------ DATA PROVIDED
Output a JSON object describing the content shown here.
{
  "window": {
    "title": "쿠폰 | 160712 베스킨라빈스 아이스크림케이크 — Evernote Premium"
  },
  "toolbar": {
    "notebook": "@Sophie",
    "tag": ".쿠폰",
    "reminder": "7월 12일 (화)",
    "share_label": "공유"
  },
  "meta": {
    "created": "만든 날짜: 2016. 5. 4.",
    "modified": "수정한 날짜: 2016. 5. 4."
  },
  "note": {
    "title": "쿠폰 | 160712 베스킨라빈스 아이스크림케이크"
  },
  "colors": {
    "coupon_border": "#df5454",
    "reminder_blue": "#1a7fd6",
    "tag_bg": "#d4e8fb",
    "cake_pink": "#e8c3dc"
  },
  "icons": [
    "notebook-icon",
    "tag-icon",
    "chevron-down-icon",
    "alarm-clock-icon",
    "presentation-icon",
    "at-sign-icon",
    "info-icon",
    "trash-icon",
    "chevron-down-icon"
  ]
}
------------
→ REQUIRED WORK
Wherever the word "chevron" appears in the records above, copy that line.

→ TASK ANSWER
    "chevron-down-icon",
    "chevron-down-icon"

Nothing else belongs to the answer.